Image result for internal thinking

In life, it is difficult to impossible to sort people into “categories”. While it may be possible categorize actions that humans perform or the things they believe, people themselves are immune to accurate categorization. 

For example, I often like to categorize the way a person is existing at any given moment. In my experience, I have noticed that people often either operate externally or internally. Internal existence occurs when there is a buffer between thoughts and actions or spoken words. External existence occurs when there is no buffer or a very thin buffer; thoughts about actions and things to say go smoothly and directly from the brain to the action performed. 

When we are alone, we often exist internally. Rather than talking to others, our primary conscience thinks to itself. When with close friends, our thoughts almost become entirely external, rather than thinking to ourselves, we think aloud to them. When we are in the presence of someone with whom we must choose our words carefully, we operate both externally and internally: we are preoccupied with both carefully choosing the correct words, and saying the words themselves. 

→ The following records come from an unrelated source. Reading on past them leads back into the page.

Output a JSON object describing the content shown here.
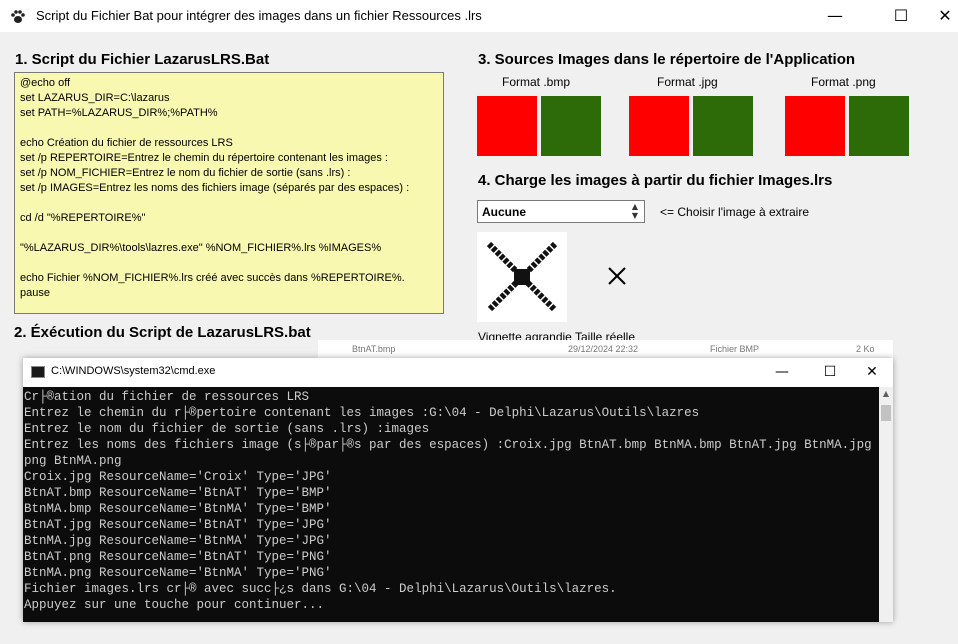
{
  "window": {
    "title": "Script du Fichier  Bat pour intégrer des images  dans un fichier Ressources .lrs",
    "minimize_glyph": "—",
    "maximize_glyph": "☐",
    "close_glyph": "✕"
  },
  "section1": {
    "title": "1. Script du Fichier  LazarusLRS.Bat",
    "lines": [
      "@echo off",
      "set LAZARUS_DIR=C:\\lazarus",
      "set PATH=%LAZARUS_DIR%;%PATH%",
      "",
      "echo Création du fichier de ressources LRS",
      "set /p REPERTOIRE=Entrez le chemin du répertoire contenant les images :",
      "set /p NOM_FICHIER=Entrez le nom du fichier de sortie (sans .lrs) :",
      "set /p IMAGES=Entrez les noms des fichiers image (séparés par des espaces) :",
      "",
      "cd /d \"%REPERTOIRE%\"",
      "",
      "\"%LAZARUS_DIR%\\tools\\lazres.exe\" %NOM_FICHIER%.lrs %IMAGES%",
      "",
      "echo Fichier %NOM_FICHIER%.lrs créé avec succès dans %REPERTOIRE%.",
      "pause"
    ]
  },
  "section2": {
    "title": "2. Éxécution du Script de LazarusLRS.bat"
  },
  "section3": {
    "title": "3. Sources Images dans le répertoire de l'Application",
    "formats": [
      {
        "label": "Format .bmp"
      },
      {
        "label": "Format .jpg"
      },
      {
        "label": "Format .png"
      }
    ],
    "colors": {
      "red": "#ff0000",
      "green": "#2d6a08"
    }
  },
  "section4": {
    "title": "4. Charge les images à partir du fichier Images.lrs",
    "combo_value": "Aucune",
    "hint": "<= Choisir l'image à extraire",
    "vignette_caption": "Vignette agrandie Taille réelle",
    "vignette_icon": "cross-icon"
  },
  "background_listing": {
    "name": "BtnAT.bmp",
    "date": "29/12/2024 22:32",
    "type": "Fichier BMP",
    "size": "2 Ko"
  },
  "cmd": {
    "title": "C:\\WINDOWS\\system32\\cmd.exe",
    "lines": [
      "Cr├®ation du fichier de ressources LRS",
      "Entrez le chemin du r├®pertoire contenant les images :G:\\04 - Delphi\\Lazarus\\Outils\\lazres",
      "Entrez le nom du fichier de sortie (sans .lrs) :images",
      "Entrez les noms des fichiers image (s├®par├®s par des espaces) :Croix.jpg BtnAT.bmp BtnMA.bmp BtnAT.jpg BtnMA.jpg BtnAT.",
      "png BtnMA.png",
      "Croix.jpg ResourceName='Croix' Type='JPG'",
      "BtnAT.bmp ResourceName='BtnAT' Type='BMP'",
      "BtnMA.bmp ResourceName='BtnMA' Type='BMP'",
      "BtnAT.jpg ResourceName='BtnAT' Type='JPG'",
      "BtnMA.jpg ResourceName='BtnMA' Type='JPG'",
      "BtnAT.png ResourceName='BtnAT' Type='PNG'",
      "BtnMA.png ResourceName='BtnMA' Type='PNG'",
      "Fichier images.lrs cr├® avec succ├¿s dans G:\\04 - Delphi\\Lazarus\\Outils\\lazres.",
      "Appuyez sur une touche pour continuer..."
    ]
  }
}
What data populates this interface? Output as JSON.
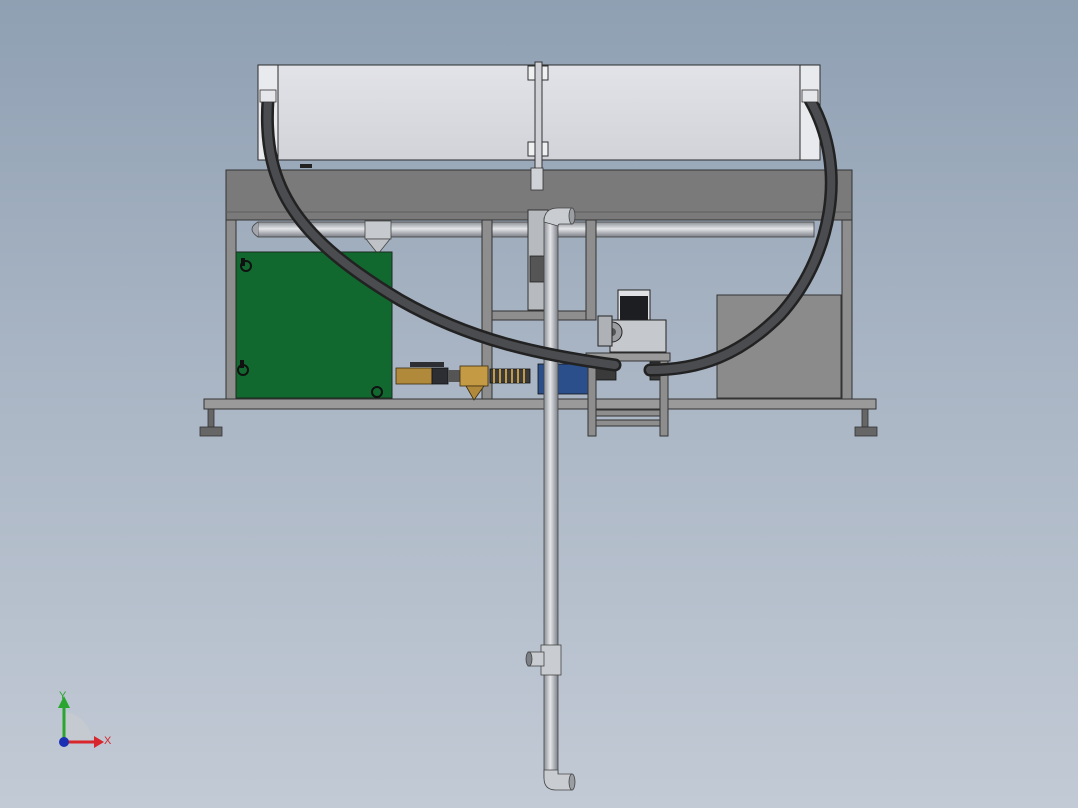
{
  "viewport": {
    "background_top": "#8fa0b3",
    "background_bottom": "#c2cad5"
  },
  "model": {
    "tank_color": "#11692f",
    "frame_color": "#6e6e6e",
    "hood_color": "#dcdde2",
    "hose_color": "#2f3033",
    "pipe_color": "#b9bcc2",
    "panel_color": "#8b8b8b",
    "brass_color": "#b08a3a",
    "pump_color": "#2a4f8a"
  },
  "triad": {
    "x_label": "X",
    "y_label": "Y",
    "x_color": "#d8262c",
    "y_color": "#2aa52f",
    "z_color": "#1b2fb3"
  }
}
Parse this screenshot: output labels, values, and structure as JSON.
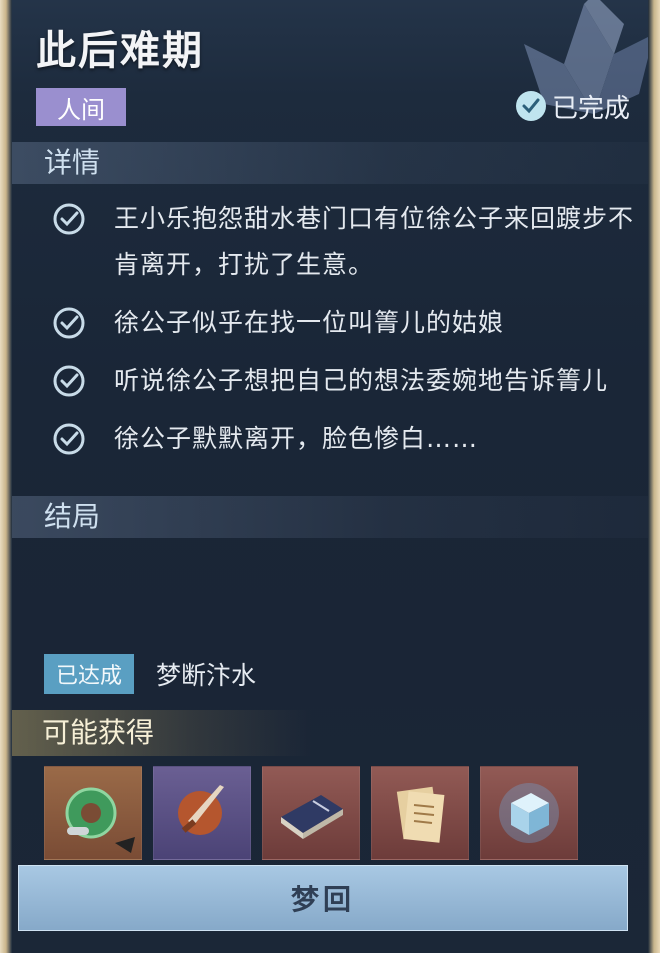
{
  "quest": {
    "title": "此后难期",
    "tag": "人间",
    "status": "已完成"
  },
  "details": {
    "heading": "详情",
    "items": [
      "王小乐抱怨甜水巷门口有位徐公子来回踱步不肯离开，打扰了生意。",
      "徐公子似乎在找一位叫箐儿的姑娘",
      "听说徐公子想把自己的想法委婉地告诉箐儿",
      "徐公子默默离开，脸色惨白……"
    ]
  },
  "ending": {
    "heading": "结局",
    "badge": "已达成",
    "name": "梦断汴水"
  },
  "rewards": {
    "heading": "可能获得",
    "items": [
      {
        "icon": "jade-pendant-icon",
        "rarity": "orange"
      },
      {
        "icon": "dagger-icon",
        "rarity": "purple"
      },
      {
        "icon": "book-icon",
        "rarity": "red"
      },
      {
        "icon": "scroll-paper-icon",
        "rarity": "red"
      },
      {
        "icon": "ice-cube-icon",
        "rarity": "red"
      }
    ]
  },
  "action": {
    "label": "梦回"
  }
}
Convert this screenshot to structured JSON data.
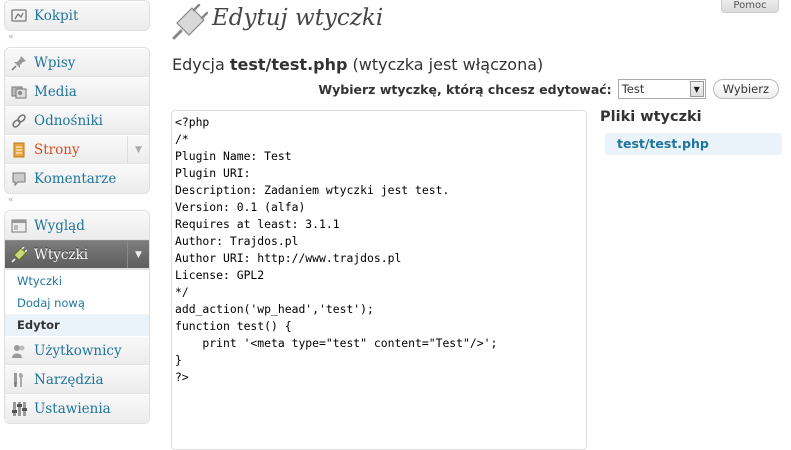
{
  "header": {
    "help_label": "Pomoc"
  },
  "sidebar": {
    "group1": [
      {
        "label": "Kokpit",
        "icon": "dashboard-icon"
      }
    ],
    "group2": [
      {
        "label": "Wpisy",
        "icon": "pin-icon"
      },
      {
        "label": "Media",
        "icon": "media-icon"
      },
      {
        "label": "Odnośniki",
        "icon": "links-icon"
      },
      {
        "label": "Strony",
        "icon": "pages-icon"
      },
      {
        "label": "Komentarze",
        "icon": "comments-icon"
      }
    ],
    "group3_top": [
      {
        "label": "Wygląd",
        "icon": "appearance-icon"
      },
      {
        "label": "Wtyczki",
        "icon": "plugins-icon"
      }
    ],
    "plugins_submenu": [
      "Wtyczki",
      "Dodaj nową",
      "Edytor"
    ],
    "group3_bottom": [
      {
        "label": "Użytkownicy",
        "icon": "users-icon"
      },
      {
        "label": "Narzędzia",
        "icon": "tools-icon"
      },
      {
        "label": "Ustawienia",
        "icon": "settings-icon"
      }
    ]
  },
  "page": {
    "title": "Edytuj wtyczki",
    "subtitle_prefix": "Edycja ",
    "subtitle_file": "test/test.php",
    "subtitle_suffix": " (wtyczka jest włączona)"
  },
  "plugin_selector": {
    "label": "Wybierz wtyczkę, którą chcesz edytować:",
    "selected": "Test",
    "button_label": "Wybierz"
  },
  "editor": {
    "content": "<?php\n/*\nPlugin Name: Test\nPlugin URI:\nDescription: Zadaniem wtyczki jest test.\nVersion: 0.1 (alfa)\nRequires at least: 3.1.1\nAuthor: Trajdos.pl\nAuthor URI: http://www.trajdos.pl\nLicense: GPL2\n*/\nadd_action('wp_head','test');\nfunction test() {\n    print '<meta type=\"test\" content=\"Test\"/>';\n}\n?>"
  },
  "files_panel": {
    "title": "Pliki wtyczki",
    "files": [
      "test/test.php"
    ]
  },
  "colors": {
    "link": "#21759b",
    "current_menu_bg": "#6d6d6d",
    "highlight": "#eaf2fa",
    "pages_label": "#d54e21"
  }
}
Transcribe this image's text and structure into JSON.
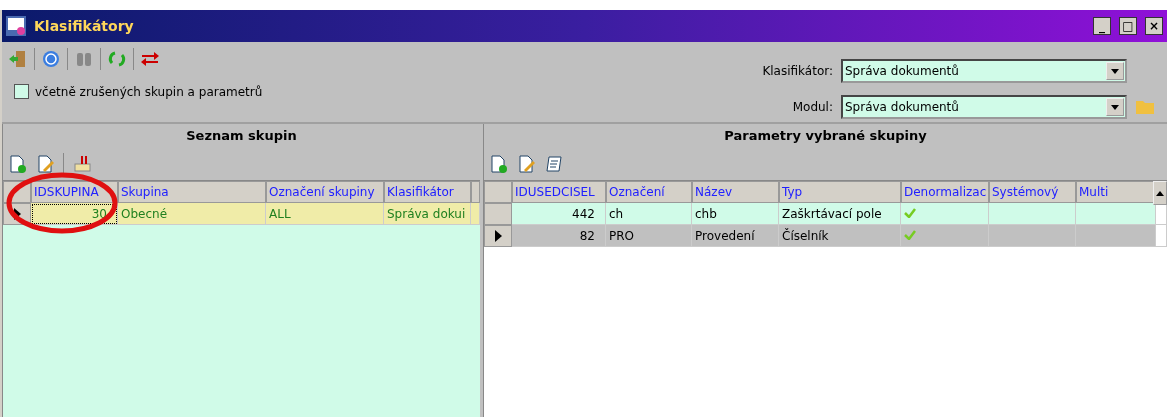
{
  "window": {
    "title": "Klasifikátory",
    "controls": [
      "_",
      "□",
      "×"
    ]
  },
  "options": {
    "include_cancelled": {
      "label": "včetně zrušených skupin a parametrů",
      "checked": false
    }
  },
  "filters": [
    {
      "label": "Klasifikátor:",
      "value": "Správa dokumentů",
      "has_folder": false
    },
    {
      "label": "Modul:",
      "value": "Správa dokumentů",
      "has_folder": true
    }
  ],
  "groups": {
    "title": "Seznam skupin",
    "columns": [
      "IDSKUPINA",
      "Skupina",
      "Označení skupiny",
      "Klasifikátor"
    ],
    "rows": [
      {
        "cells": [
          "30",
          "Obecné",
          "ALL",
          "Správa dokui"
        ],
        "selected": true,
        "current": true
      }
    ]
  },
  "parameters": {
    "title": "Parametry vybrané skupiny",
    "columns": [
      "IDUSEDCISEL",
      "Označení",
      "Název",
      "Typ",
      "Denormalizac",
      "Systémový",
      "Multi"
    ],
    "rows": [
      {
        "cells": [
          "442",
          "ch",
          "chb",
          "Zaškrtávací pole"
        ],
        "denormalized": true,
        "selected": true,
        "current": false
      },
      {
        "cells": [
          "82",
          "PRO",
          "Provedení",
          "Číselník"
        ],
        "denormalized": true,
        "selected": false,
        "current": true
      }
    ]
  }
}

Though my categorization is probably somewhat inaccurate – people most likely operate on a spectrum of internal and external thinking – the idea is interesting. Perhaps a person’s public speaking skills falter when they exist more internally than externally during the speech. Or perhaps if they think more externally than internally, they fail as public speakers because they say things that were not thought out well enough. Perhaps this was Kanye West’s failure when he called slavery “a choice”; he simply had failed to process the thought internally before he verbalized it. 

Leave a Reply

Your email address will not be published. Required fields are marked *